The Pearl of India
Princess Karam of Kapurthala, the glamorous Maharanee who took Paris by storm in the 1930s and inspired a Schiaparelli collection based on the sari.
by David Wolfe
One of the most publicized beauties of the 20thCentury, known as the loveliest woman in India and admired as a high fashion icon, is virtually forgotten today. But in the 1930s she was the toast of Europe, photographed frequently by Cecil Beaton, pictured in "Vogue" and declared one of the world's five best-dressed women.
Only 14 years old when she arrived in Paris, the beautiful young princess had already been married for a year to the son of the reigning maharajah of Kapurthala, a Sikh state.
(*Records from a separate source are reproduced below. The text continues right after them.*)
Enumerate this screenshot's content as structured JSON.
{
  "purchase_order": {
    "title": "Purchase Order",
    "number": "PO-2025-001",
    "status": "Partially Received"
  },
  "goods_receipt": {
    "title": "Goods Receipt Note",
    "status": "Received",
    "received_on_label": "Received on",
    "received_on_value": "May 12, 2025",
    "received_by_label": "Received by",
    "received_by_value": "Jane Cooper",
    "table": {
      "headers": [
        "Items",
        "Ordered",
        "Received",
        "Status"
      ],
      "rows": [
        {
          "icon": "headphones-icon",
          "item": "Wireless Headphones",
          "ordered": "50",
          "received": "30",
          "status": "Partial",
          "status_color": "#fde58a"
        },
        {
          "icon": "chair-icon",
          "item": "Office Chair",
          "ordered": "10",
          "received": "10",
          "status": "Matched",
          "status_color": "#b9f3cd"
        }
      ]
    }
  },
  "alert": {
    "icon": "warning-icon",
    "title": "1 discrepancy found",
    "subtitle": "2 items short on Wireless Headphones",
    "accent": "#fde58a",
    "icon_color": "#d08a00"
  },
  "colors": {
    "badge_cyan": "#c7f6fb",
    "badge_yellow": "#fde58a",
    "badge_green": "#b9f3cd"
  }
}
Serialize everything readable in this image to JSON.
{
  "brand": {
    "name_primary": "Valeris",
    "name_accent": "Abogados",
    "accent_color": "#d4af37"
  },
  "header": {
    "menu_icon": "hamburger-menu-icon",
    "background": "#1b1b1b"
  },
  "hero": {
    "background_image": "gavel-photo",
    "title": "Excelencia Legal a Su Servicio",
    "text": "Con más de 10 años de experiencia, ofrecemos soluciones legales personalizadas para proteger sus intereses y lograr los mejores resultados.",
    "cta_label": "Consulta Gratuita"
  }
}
Her father-in-law was a dedicated Francophile and had turned his kingdom near Kashmir into a delightful stage-like facsimile of France.
Dark and slender, dripping with extravagant jewels, the young woman entranced high society and became a rage. Her every outfit was breathlessly reported in the press, her party-going was a matter of great interest and her immense wealth was envied by a world suffering the Great Depression. Even though she usually wore couture creations by the most famous designers in Paris, Princess Karam's traditional Indian saris inspired the 1935 collection by Elsa Schiaparelli who was then the most sensational talent in fashion. The designer was famous for her wit and her connection to the cultural scene. She created slender evening gowns and coats that spiraled around the body and were worn with scarves call ihramsthat either draped over the head or as loose shoulder panels. Although many designers since have been inspired to interpret the sari into contemporary fashions, they usually travelled to India for their ideas. Only Schiaparelli was lucky enough to have the woman who was known as "The Pearl of India" come to her.
The global turmoil of World War II ended the giddy reign of Café Society and the Princess returned to India, had two children and lived a long life out of the limelight until her death in 2002. So significant was her place in the pop culture of the time that the "Ziegfeld Follies of 1936" featured a production number that glorified the glamorous Maharanee. Ira Gershwin's lyrics capture her effect.
Even if you were just half as sweet,
It would still be like heav'n to meet
Such a gay Mahranee...
Paris is at your feet!